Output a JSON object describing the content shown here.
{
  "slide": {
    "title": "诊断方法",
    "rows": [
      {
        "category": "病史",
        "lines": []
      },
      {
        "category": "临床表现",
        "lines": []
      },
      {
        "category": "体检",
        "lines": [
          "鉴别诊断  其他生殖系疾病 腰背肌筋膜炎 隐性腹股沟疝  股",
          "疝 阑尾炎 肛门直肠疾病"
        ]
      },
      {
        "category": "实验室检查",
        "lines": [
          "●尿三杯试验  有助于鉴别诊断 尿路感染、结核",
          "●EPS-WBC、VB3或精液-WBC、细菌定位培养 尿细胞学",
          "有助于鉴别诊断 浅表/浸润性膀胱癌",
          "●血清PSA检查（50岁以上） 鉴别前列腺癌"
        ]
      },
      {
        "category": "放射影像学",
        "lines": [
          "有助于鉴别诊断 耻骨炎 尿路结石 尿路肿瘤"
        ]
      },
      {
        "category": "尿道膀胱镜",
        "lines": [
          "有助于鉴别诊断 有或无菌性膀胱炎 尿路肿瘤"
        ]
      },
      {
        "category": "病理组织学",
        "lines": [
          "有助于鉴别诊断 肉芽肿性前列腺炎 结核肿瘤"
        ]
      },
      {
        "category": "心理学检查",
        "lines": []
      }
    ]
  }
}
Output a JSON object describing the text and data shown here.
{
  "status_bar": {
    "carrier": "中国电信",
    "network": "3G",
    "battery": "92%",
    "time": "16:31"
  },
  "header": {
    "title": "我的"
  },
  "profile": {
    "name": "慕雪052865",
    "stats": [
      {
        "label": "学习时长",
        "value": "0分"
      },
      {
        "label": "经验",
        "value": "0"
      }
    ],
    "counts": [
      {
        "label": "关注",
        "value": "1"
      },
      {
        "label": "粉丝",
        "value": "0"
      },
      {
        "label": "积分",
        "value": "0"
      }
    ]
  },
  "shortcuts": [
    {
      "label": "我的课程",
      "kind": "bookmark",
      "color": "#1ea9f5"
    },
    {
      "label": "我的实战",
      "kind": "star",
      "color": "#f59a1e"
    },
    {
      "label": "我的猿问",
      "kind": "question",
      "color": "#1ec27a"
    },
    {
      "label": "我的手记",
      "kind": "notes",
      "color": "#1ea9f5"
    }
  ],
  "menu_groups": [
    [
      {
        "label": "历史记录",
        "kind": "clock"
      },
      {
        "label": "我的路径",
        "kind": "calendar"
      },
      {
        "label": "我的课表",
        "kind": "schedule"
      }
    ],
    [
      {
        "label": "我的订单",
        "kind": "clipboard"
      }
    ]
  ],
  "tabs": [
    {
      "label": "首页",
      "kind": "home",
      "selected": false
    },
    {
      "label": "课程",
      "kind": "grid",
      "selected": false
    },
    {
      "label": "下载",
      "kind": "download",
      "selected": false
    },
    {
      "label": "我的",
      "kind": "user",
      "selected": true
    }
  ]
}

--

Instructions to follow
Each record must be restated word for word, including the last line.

Answer section
Output a JSON object describing the content shown here.
{
  "slide": {
    "title": "诊断方法",
    "rows": [
      {
        "category": "病史",
        "lines": []
      },
      {
        "category": "临床表现",
        "lines": []
      },
      {
        "category": "体检",
        "lines": [
          "鉴别诊断  其他生殖系疾病 腰背肌筋膜炎 隐性腹股沟疝  股",
          "疝 阑尾炎 肛门直肠疾病"
        ]
      },
      {
        "category": "实验室检查",
        "lines": [
          "●尿三杯试验  有助于鉴别诊断 尿路感染、结核",
          "●EPS-WBC、VB3或精液-WBC、细菌定位培养 尿细胞学",
          "有助于鉴别诊断 浅表/浸润性膀胱癌",
          "●血清PSA检查（50岁以上） 鉴别前列腺癌"
        ]
      },
      {
        "category": "放射影像学",
        "lines": [
          "有助于鉴别诊断 耻骨炎 尿路结石 尿路肿瘤"
        ]
      },
      {
        "category": "尿道膀胱镜",
        "lines": [
          "有助于鉴别诊断 有或无菌性膀胱炎 尿路肿瘤"
        ]
      },
      {
        "category": "病理组织学",
        "lines": [
          "有助于鉴别诊断 肉芽肿性前列腺炎 结核肿瘤"
        ]
      },
      {
        "category": "心理学检查",
        "lines": []
      }
    ]
  }
}
Output a JSON object describing the text and data shown here.
{
  "status_bar": {
    "carrier": "中国电信",
    "network": "3G",
    "battery": "92%",
    "time": "16:31"
  },
  "header": {
    "title": "我的"
  },
  "profile": {
    "name": "慕雪052865",
    "stats": [
      {
        "label": "学习时长",
        "value": "0分"
      },
      {
        "label": "经验",
        "value": "0"
      }
    ],
    "counts": [
      {
        "label": "关注",
        "value": "1"
      },
      {
        "label": "粉丝",
        "value": "0"
      },
      {
        "label": "积分",
        "value": "0"
      }
    ]
  },
  "shortcuts": [
    {
      "label": "我的课程",
      "kind": "bookmark",
      "color": "#1ea9f5"
    },
    {
      "label": "我的实战",
      "kind": "star",
      "color": "#f59a1e"
    },
    {
      "label": "我的猿问",
      "kind": "question",
      "color": "#1ec27a"
    },
    {
      "label": "我的手记",
      "kind": "notes",
      "color": "#1ea9f5"
    }
  ],
  "menu_groups": [
    [
      {
        "label": "历史记录",
        "kind": "clock"
      },
      {
        "label": "我的路径",
        "kind": "calendar"
      },
      {
        "label": "我的课表",
        "kind": "schedule"
      }
    ],
    [
      {
        "label": "我的订单",
        "kind": "clipboard"
      }
    ]
  ],
  "tabs": [
    {
      "label": "首页",
      "kind": "home",
      "selected": false
    },
    {
      "label": "课程",
      "kind": "grid",
      "selected": false
    },
    {
      "label": "下载",
      "kind": "download",
      "selected": false
    },
    {
      "label": "我的",
      "kind": "user",
      "selected": true
    }
  ]
}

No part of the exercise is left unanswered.